Forget the Dow: America's Financial Weather Vane Has as Much Bull as the Market (Dow Jones Industrial Average)

Article excerpt

America's financial weather vane has as much bull as the market

ONCE AGAIN, IT'S TIME TO TALK about the stock market. The reason, of course, is that last week Wall Street's most sacred icon, the Dow Jones industrial average, broke through yet another barrier, closing above 6000. This came less than 11 months after the market broke 5000, and less than 20 months after it broke 4000.

Be still, my heart. For despite the hoopla surrounding this pseudo-event, there are lessons here: some new, some old. The new one is that you shouldn't pay very much attention to the Dow, which is a runny measure of the stock market even though everyone uses it, including me. The old lesson is that you shouldn't let any number ending in three zeros determine what you do, no matter what assorted pundits and experts tell you. After all, it's your money, your life, your investment decisions.

That said, a 6000 Dow raises the same questions people were asking when the Dow hit 4000 and 5000. If you're not in the market, is it too late to join the fun? If you're in, should you get out just in case the market has peaked? Will the next thousand-point mark the Dow hits be 7000 or 5000? No one knows, least of all those of us at NEWSWEEK. We're the people who put a boar on the cover 2400 points ago.

But here's some advice, anyway, before we move on to something more interesting-why it's wrong to deify the Dow. Point one: yes, sooner or later the market

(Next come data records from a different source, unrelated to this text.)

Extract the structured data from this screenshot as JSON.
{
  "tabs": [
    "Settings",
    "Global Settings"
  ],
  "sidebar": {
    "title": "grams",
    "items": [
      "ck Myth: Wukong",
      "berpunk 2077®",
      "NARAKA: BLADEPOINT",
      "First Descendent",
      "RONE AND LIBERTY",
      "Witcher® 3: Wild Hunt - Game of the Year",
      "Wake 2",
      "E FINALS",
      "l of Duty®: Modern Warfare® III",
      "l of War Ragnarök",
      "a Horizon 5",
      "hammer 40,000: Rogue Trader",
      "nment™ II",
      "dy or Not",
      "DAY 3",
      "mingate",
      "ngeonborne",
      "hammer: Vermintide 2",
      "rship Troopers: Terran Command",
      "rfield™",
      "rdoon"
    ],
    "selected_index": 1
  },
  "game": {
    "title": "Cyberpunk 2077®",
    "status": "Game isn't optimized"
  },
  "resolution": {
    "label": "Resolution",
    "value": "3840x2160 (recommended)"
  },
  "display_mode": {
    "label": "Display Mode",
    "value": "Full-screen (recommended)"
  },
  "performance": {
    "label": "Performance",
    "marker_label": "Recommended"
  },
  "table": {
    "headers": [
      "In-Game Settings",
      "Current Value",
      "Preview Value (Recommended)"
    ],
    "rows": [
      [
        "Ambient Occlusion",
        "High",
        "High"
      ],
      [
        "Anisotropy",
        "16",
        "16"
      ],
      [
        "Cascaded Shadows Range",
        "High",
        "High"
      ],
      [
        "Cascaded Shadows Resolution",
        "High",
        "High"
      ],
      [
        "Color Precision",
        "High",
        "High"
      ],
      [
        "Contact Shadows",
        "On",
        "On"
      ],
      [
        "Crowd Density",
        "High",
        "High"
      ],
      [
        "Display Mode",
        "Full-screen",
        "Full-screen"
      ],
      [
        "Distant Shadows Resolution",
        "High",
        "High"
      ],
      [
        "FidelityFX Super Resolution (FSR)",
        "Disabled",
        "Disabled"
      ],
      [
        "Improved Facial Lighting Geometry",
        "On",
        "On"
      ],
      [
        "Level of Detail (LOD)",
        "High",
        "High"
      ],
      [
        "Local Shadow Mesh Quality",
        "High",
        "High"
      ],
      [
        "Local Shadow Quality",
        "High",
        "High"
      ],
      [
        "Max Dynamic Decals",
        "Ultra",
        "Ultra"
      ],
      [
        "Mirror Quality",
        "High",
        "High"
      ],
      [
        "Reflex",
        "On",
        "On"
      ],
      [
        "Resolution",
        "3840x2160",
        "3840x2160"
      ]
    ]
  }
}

fall sharply, despite stocks' having defied history and logic by rising almost continually since OCTober of 1990. Point two: for heaven's sake, don't chase hot stocks or hot mutual funds unless you're prepared to lose your shirt. Trendsurfing is in, but sooner or later, you miss the wave and get wiped. Point three: please, please, please don't take the Dow industrial average too seriously.

If the Dow hadn't already been around for 100 years, no one would create it now. To be sure, very smart people tend the average and try to keep it up to date. Over the years they've modernized the Dow by leavening its portfolio of heavy industrials with such nonindustrials as Coca-Cola, Disney and McDonald's. Still, the average's built-in flaws make it subject to weird and random movements. And that brings us to the main and final point. The Dow can tell you which way the market is going, but it's a crude tool. Obsessing about small moves-- like whether 6000 says something that 5900 didn't-is like using a cleaver to perform open-heart surgery.

Look at how the Dow actually works and much of what happens seems, well, odd. Let me give you some examples, courtesy of Birinyi Associates. Birinyi calculated how much each Dow stock included in the Dow contributed to (or subtracted from) the average during its climb from Nov. 21, 1995, when it first closed above 5000, to OCT. 14, when it first closed above 6000.

For starters, two of the 30 Dow stocks, IBM and United Technologies, accounted for more than 20 percent of the rise. This odd couple had the greatest impact on the Dow even though thin: shares didn't register the greatest percentage gain and their stock-market values aren't even close to being tops. Had IBM and UT split their stocks 2 for 1 the day the Dow broke 5000, the Dow would still be flirting with 6000, rather than closing Friday at 6094.

Here's why. When the Dow made its first appearance in 1886, people added numbers by hand. So the Dow is an average, which can be calculated quickly and simply. That's why a dollar change in the price of any stock has the same effect as a dollar change in any of the other 29. A dollar move at Bethlehem Steel, which changes the company's stock-market valuation by $110 million, counts just as much as a dollar move in Coca-Cola, which adds or subtracts $2.5 billion. For reasons we won't get into, a dollar change moves the Dow about 2. …